Children’s Homily on the 36ᵗʰ Sunday after Pentecost (Healing of a Blind Man)

Gospel Reading for the 36ᵗʰ Sunday

As he drew near to Jericho, a blind man was sitting by the roadside begging; and hearing a multitude going by, he inquired what this meant. They told him, “Jesus of Nazareth is passing by.” And he cried, “Jesus, Son of David, have mercy on me!” And those who were in front rebuked him, telling him to be silent; but he cried out all the more, “Son of David, have mercy on me!” And Jesus stopped, and commanded him to be brought to him; and when he came near, he asked him, “What do you want me to do for you?” He said, “Lord, let me receive my sight.” And Jesus said to him, “Receive your sight; your faith has made you well.”  And immediately he received his sight and followed him, glorifying God; and all the people, when they saw it, gave praise to God.

Luke 18:35—43 (Revised Standard Version)

This page may contain affiliate links: I may get a commission for purchases you make at the linked site.
This does not affect your price or reveal your identity.
This site is a labor of love, but it’s not free to maintain:
Domain registration (1 year): -$13.17
WordPress hosting (1 year): -$60.00
Promotion: -$10.00
Income so far: + $0.54
Total debt: $82.63
Contribute directly by clicking here .


Do you know that some people think what we do here in Church is silly—that praying, and receiving communion, and lighting candles is weird and a waste of time?

In today’s Gospel reading, we hear about a man who is blind. He can’t see. When some people tell him Jesus is coming nearby, he cries out to Jesus to have mercy on him. The people around him think he’s wasting his time, and tell him to be quiet. But the man wants Jesus to help him, so he calls out louder. Jesus asks the man what he wants, and the man answers, “Lord, let me get my sight back.” So, Jesus answers him, “Receive your sight; your faith has made you well.”At that moment, the man was able to see, and he immediately started following Jesus and praising God.

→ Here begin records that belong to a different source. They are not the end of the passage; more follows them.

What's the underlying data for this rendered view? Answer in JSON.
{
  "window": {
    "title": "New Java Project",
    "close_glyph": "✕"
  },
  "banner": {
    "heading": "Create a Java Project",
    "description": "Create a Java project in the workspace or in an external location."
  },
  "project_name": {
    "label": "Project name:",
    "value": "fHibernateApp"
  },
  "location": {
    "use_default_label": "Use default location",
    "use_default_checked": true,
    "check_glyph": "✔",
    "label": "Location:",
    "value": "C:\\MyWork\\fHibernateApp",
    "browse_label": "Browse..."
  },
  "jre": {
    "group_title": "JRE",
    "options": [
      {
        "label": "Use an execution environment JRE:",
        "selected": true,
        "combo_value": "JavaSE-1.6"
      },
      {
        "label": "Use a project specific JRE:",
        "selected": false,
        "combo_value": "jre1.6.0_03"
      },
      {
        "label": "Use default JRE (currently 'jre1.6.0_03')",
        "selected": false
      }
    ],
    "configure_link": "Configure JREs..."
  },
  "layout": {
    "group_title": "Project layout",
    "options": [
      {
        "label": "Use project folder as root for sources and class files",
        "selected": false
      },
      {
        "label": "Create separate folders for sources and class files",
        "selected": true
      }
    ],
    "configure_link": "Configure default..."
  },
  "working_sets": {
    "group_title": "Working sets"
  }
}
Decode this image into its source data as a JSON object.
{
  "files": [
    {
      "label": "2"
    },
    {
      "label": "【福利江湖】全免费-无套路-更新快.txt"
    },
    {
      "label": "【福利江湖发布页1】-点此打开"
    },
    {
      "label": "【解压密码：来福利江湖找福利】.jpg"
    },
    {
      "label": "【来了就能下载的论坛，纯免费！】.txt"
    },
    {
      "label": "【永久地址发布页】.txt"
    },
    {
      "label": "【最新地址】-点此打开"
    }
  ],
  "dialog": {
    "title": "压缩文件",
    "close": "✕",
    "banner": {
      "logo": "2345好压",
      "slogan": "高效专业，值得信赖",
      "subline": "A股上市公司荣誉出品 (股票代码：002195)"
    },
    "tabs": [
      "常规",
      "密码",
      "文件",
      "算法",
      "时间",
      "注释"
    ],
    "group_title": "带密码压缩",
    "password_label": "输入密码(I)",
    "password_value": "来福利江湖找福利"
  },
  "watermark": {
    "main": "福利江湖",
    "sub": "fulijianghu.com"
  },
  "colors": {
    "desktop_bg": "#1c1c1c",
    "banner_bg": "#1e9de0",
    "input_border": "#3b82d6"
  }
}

Later today, there’s going to be a big football game—the biggest game of the year. The Super Bowl. Imagine if you went to the Super Bowl, but you couldn’t see the game. You can’t see the players or the field or the ball. Everyone around you would be cheering, and booing, and jumping up and down, but you wouldn’t know why. You’d say, what are you people doing? You look very silly, cheering at nothing, and jumping up and down for no reason.

In today’s Gospel reading, it was only the blind man who could really see what was going on. He was shouting for Jesus because he knew Jesus could heal him. Everyone else was telling him to keep quiet. They had a very different way of seeing the world, and they didn’t believe that anyone could give sight to a blind man. Sometimes, we’re like those people. Sometimes, we don’t believe that what we’re doing here is important. Sometimes, we don’t see the world, or each other, the way Jesus does.

Right now, the doors are closed, and we can’t see into the sanctuary. This reminds us that we are all blind sometimes. But, in a moment, those doors will open, and we’ll see Father come out, holding the chalice. Just like the mysterious way the blind man received his sight, we’ll receive our Lord God and Savior, Jesus Christ in the bread and the wine.

So, when we start to wonder why we’re here, let’s remember the blind man, and ask Jesus Christ to give us our sight to see what’s really important.


Man, I really wanted to get the Super Bowl in there somehow, since our team, The New England Patriots, are playing, and I know it’ll be on everyone’s mind.

I felt like this homily was a little jumbled, with several different topics, until I rearranged it to form a chiasmus: liturgy → Gospel → football → Gospel → liturgy. I’m sure the older kids will follow, but I’m not sure about the little ones


Our spiritual blindness deepens when we allow our faith to be merely a collection of abstract ideas or beliefs and not personal participation in the Divine Energies such that we become like an iron left in a fire that takes on the heat and light of the fire.  In other words, religious doctrines, practices, and traditions do us no good if we do not grow in holiness through them, if they do not become paths to our partaking of the Divine Nature.  Our souls, bodies, and minds must actually be sanctified by the power of the Holy Spirit.  Our spiritual blindness must be overcome.  Otherwise, we simply judge and condemn ourselves by claiming the spiritual advantages of Orthodox Christians without actually embracing them or being transformed by them.

“Regaining our Spiritual Vision During Advent: Orthodox Christian Homily on the Healing of the Blind Beggar” (14th Sunday of Luke) December 1, 2013 · Fr. Philip LeMasters

Leave a Reply

Fill in your details below or click an icon to log in: Logo

You are commenting using your account. Log Out /  Change )

Google photo

You are commenting using your Google account. Log Out /  Change )

Twitter picture

You are commenting using your Twitter account. Log Out /  Change )

Facebook photo

You are commenting using your Facebook account. Log Out /  Change )

Connecting to %s